This past weekend, the 5:30 Sunday Mass was a special celebration. The Young Adults Group has their Silver Jubilee this year. Fr. Michael gave a rousing homily about being an activator and encourager of God’s Word and work in our world. Mark Lizama helped lead the congregation in music ministry, and (past YAG Chaplain) Fr. Steve and (current Chaplain) myself concelebrated the Mass.
Mark was the primary engineer in designing the parish hall. It was a compilation of ideas and worker that designed the décor of the hall, of course. There on the walls hung a variety of letters from dignitaries who congratulated the Group’s longevity. Mark drew up the plans for the bar, the tables and the where the food ought to go. Anyway, the hall looked amazing.
By the time I had made it to the hall, the appetizers were out and there was a line longer than the Golden Gate Bridge.

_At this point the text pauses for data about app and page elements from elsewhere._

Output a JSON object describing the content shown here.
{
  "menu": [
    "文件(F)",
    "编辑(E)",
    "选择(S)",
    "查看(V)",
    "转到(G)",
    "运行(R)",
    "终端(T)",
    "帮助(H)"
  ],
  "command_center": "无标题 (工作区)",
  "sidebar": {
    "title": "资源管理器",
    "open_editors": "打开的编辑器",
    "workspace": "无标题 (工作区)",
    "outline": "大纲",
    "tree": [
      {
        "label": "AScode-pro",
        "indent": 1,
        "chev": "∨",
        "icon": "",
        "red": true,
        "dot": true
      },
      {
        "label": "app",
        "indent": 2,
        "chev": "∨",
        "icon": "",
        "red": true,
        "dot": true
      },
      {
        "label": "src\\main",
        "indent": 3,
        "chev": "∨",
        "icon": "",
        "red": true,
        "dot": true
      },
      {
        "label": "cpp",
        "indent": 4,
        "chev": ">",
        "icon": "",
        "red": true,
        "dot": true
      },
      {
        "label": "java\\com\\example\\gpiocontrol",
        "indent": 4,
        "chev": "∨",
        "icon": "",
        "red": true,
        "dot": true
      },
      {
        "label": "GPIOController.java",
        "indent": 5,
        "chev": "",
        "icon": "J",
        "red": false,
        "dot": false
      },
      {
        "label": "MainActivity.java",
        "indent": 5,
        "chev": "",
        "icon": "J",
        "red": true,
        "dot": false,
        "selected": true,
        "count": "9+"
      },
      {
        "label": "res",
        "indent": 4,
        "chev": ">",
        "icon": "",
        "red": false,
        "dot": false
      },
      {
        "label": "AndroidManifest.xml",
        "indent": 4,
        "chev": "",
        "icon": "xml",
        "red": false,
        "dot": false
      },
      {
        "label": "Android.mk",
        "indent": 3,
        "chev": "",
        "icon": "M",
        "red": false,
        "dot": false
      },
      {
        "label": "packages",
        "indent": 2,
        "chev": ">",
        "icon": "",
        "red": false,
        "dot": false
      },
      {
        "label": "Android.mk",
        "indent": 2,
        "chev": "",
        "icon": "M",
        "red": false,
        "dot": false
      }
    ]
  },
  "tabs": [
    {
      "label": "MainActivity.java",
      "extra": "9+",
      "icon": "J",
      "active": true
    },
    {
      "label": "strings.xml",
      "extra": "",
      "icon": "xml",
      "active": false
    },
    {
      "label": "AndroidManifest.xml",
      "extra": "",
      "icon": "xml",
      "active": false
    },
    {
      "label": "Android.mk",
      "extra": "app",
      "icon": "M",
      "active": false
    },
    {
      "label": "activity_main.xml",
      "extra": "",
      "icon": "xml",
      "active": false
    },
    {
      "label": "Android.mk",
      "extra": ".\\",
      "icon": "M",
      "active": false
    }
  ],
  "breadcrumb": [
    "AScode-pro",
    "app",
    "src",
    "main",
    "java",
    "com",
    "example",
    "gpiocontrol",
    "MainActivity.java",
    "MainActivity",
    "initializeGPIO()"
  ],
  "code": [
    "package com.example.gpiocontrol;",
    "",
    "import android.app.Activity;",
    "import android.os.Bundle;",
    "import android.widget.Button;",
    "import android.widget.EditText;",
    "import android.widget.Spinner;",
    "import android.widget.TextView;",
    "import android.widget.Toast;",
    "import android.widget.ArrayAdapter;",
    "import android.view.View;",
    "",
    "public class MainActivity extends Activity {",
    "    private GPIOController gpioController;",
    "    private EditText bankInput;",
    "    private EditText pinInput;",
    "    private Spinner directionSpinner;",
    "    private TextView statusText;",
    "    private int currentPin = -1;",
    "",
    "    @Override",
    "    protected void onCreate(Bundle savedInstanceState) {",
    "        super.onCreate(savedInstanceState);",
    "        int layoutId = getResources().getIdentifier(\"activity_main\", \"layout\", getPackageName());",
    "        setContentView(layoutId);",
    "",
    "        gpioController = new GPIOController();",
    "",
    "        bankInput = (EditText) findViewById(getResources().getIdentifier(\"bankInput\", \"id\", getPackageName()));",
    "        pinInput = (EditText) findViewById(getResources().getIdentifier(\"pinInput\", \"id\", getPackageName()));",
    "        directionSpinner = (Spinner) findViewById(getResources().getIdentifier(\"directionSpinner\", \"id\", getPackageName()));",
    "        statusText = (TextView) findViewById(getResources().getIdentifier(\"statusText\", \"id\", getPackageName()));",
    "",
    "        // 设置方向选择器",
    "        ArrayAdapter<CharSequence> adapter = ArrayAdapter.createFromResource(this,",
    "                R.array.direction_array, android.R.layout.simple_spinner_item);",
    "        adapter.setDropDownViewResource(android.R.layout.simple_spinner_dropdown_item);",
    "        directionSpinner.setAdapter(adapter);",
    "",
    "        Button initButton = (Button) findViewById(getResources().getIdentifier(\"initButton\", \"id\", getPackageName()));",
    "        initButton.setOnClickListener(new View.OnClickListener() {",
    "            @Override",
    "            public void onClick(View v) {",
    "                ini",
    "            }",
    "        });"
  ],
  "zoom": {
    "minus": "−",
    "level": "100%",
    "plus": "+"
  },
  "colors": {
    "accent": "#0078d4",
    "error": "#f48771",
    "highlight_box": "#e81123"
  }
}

One of the Priory West men, Lance, took out his square and registered people via credit card, while the rest paid cash. Ah, the marvels of modern technology. (Jennifer, the founder of the group in 1989, boasted that the most techie she got was using the ruler and photocopying machines.)
I mean, really, the Silver Jubilee had to be a hit, right? Bobbycookies cooking, long-time friends gathering after a long time away, wine, wine and more wine…I mean, really, the Jubilee could not fail.
My highlight is a small one. It wasn’t blessing the food. Nor was it standing on stage seeing 200 plus people staring up at me and Jennifer. It wasn’t even the reception of the new Young Adults Group banner gifted by Jennifer herself. It was something fairly small.
I stood between circles of friends, between the bar and the stage. No one was talking to me, or asking me about the program schedule or anything like that. I fell to silence. Listening to the roaring chatter, the laughter. Seeing the smiling faces. Seeing young moms preventing their sons from eating all of the La Boulange. Seeing a physical manifestation of joy embedded within the people of God. Seeing these people, effected by this ministry, seeing how this group—with God’s blessings and the Dominicans’ guidance—overflowing with joy and laughter, tears and assurance.
Beauty doesn’t have to be a sunset or a smile…it comes in a variety of ways.
Throughout the event, I would overhear how the Group had changed lives. People found their spouses. Some found their religious vocations. Some found their vocations within their vocations. The fruits of Priory West and East.
From the Western Dominican Province point of view, the Young Adults Group is a phenomenon. By far, ours is the largest, longest-standing, and most fruitful group of its kind. I am privileged to be their chaplain. This group has changed lives and has done amazing things.
To the Young Adults Group current Leadership Team, I say this to you: What have you learned?
The Group is where your peers find encouragement about being Catholic in the San Francisco. It is a safe place where we can respectfully and charitably ponder the mysteries of God and our Catholic beliefs. A place where you can find your life transformed—if a young person is brave enough to accept the Christian Challenge.
Hikes? Happy Hours? Coffeehouse? All of these activities can foster an encounter with Christ and His Church. Will you find joy in these little things? Indispensable relationships? A place where you can discern your flourishing? Yes—this and much, much more. YAG is that place where young adults from all over the Bay are challenged to grapple with your faith on your own terms in order to become the saints in which you are called to be.
Sure, we get 50 on an average Wednesday, or 20 at a happy hour. Fine, fine, fine. But Leadership Team, are you doing the work of an evangelist (2 Tim 4:5)? Are you being a catalyst for deeper devotion? Are you daring these people that show up every week to be apostles?
I affirm that it takes much energy and thought in order to make this group vibrant. However, are you content with keeping the boat afloat—or would you rather look up and see where the boat is headed?
LT, there is the challenge, as it has been flying in the Group’s face for these 25 long years. Will you accept the challenge and make the Group a Pressure Cooker of Sainthood? Or is this simply a group of cliquey Catholic friends who so happen to see each other on Sundays and Wednesdays? Are you women and men striving for sainthood in a city as crazy as Corinth? Are you people chasing after the Mysterious God, and inspiring others to do the same?
Who are you? Who do you chose to be? How will you lead your brothers and sisters in Christ to be saints? May we not be complacent in our struggle for sainthood. Let us propel ourselves to become saints, and urge others to do the same.
Holy Father Dominic, pray for us!